Perhaps the most telling insight into the job Eriksen is tasked with is her list of priorities. One of the top items is the city’s critical technology investment program, which Eriksen described as a road map for investment that is likely to guide tech spending over the next couple of years. A major component of the program is technology for the new civic center to better meet employee needs and also enable collaboration within the building. This includes a strong enough network to support items such as conferencing and soft phones.
“The environment we’re trying to have in all of the new city hall is a more collaborative environment and more open,” Eriksen said.
Her background is certainly suited to work with an investment road map, both in terms of the technology it includes and in the managing of the money. Eriksen first came to Long Beach city government four years ago as the budget manager before becoming the assistant finance director. In a press release announcing her installment as the city’s permanent tech exec last month, City Manager Patrick West noted that Eriksen had overseen “multimillion-dollar budgets” as well as managed critical projects in the city.
Other priorities, she said, include making sure the technology and innovation group is a better partner to the other departments in the city, addressing the department’s current 15 percent staff vacancy rate, cybersecurity, digital inclusion and continuing to collaborate on data-driven governance projects with the Long Beach Innovation Team.
Work is currently underway in most — if not all of those areas — thanks to projects such as a digital inclusion effort to bolster the availability of free public Wi-Fi across the jurisdiction, as well as the city’s fiber backbone.
An overall goal of this work is to make sure that you can get online within two miles anywhere in the city. The city is also working on a project related to e-waste, which involves refurbishing discarded tech and finding it a good and useful home.
Eriksen’s department is also partnering with the public library on digital literacy programs aimed at ensuring that residents are not left behind as society’s reliance on technology continues to accelerate.
Before coming to Long Beach, Eriksen was previously in Cincinnati for nearly eight years, serving as the city’s budget director. Ericksen draws a direct connection between the work she’s done in municipal government finance and her new tech leadership position, noting that the perspective is a useful one in deciding where money is best spent and how to maximize the investments to serve all central functions.

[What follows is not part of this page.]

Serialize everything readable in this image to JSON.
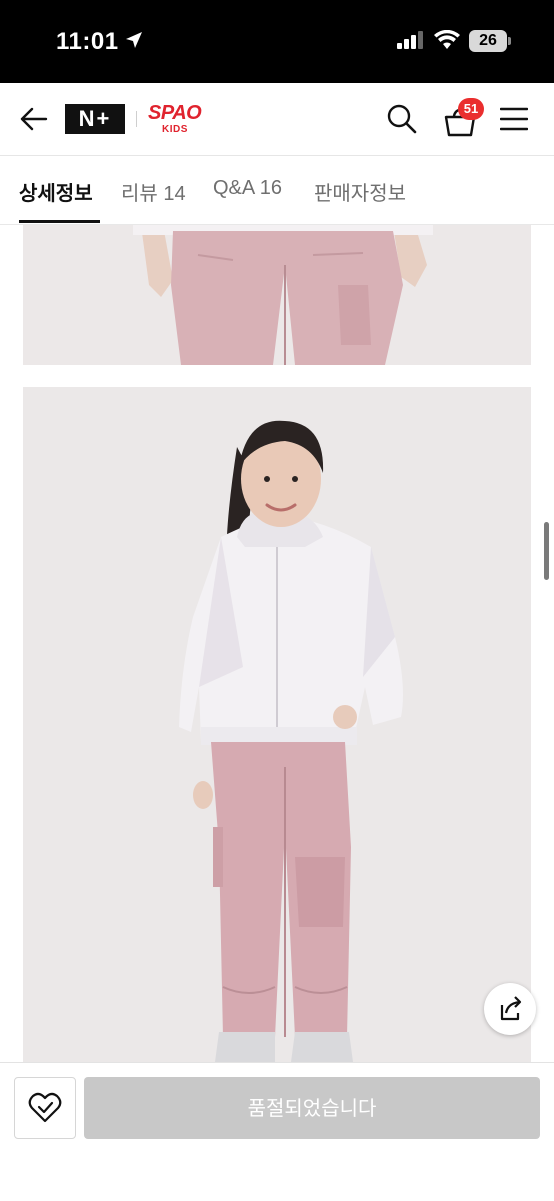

Zack Quaintance is a staff writer for Government Technology. Prior to that, he spent five years working in daily newspapers, and another five years working in the tech sector. He lives in Northern California.